## BRIEF
Search the records for the string "this" and copy every line where it turns up.

## GIVEN RECORDS
_ _ _ _ _
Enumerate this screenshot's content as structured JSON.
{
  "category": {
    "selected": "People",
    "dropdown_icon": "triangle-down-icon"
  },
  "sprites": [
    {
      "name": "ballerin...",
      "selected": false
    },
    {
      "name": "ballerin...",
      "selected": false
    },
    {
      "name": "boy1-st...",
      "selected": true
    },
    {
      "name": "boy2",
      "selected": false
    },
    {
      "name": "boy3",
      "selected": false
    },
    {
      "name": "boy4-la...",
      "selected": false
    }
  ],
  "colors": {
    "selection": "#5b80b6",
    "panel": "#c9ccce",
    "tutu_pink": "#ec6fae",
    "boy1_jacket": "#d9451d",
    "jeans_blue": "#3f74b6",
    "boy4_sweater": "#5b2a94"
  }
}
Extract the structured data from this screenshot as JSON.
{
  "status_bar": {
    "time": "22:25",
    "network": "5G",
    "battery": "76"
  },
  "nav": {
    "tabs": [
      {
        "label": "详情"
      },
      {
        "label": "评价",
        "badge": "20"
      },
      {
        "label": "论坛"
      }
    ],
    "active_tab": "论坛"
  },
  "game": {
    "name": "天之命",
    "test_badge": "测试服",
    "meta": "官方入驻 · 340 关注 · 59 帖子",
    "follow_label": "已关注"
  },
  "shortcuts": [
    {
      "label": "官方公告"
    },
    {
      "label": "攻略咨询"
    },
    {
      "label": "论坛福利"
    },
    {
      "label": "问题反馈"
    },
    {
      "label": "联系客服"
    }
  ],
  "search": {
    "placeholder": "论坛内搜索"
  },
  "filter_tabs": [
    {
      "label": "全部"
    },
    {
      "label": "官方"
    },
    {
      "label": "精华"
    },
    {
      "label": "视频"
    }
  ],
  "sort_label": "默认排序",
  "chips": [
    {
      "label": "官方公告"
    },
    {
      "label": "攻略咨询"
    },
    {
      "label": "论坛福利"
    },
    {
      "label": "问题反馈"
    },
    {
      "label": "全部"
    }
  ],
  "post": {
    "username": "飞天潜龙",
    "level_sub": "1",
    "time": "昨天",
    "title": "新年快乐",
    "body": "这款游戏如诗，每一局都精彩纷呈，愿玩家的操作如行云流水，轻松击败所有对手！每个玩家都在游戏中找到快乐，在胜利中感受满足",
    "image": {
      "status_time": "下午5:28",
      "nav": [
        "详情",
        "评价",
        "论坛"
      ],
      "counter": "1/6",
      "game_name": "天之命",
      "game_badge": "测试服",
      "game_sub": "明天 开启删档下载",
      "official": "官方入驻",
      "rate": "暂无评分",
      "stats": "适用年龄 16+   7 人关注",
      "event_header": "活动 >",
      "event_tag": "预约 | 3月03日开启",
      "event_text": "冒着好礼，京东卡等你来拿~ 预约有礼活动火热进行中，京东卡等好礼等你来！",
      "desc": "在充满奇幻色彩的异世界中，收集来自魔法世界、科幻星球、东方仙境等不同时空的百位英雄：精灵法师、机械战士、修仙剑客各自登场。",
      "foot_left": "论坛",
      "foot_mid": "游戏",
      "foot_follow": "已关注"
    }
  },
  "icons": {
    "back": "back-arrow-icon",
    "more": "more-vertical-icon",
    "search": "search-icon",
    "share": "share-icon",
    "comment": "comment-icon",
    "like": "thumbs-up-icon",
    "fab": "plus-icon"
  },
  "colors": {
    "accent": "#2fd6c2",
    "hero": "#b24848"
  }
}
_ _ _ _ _
## REPLY TO THE EXERCISE
Enumerate this screenshot's content as structured JSON.
Extract the structured data from this screenshot as JSON.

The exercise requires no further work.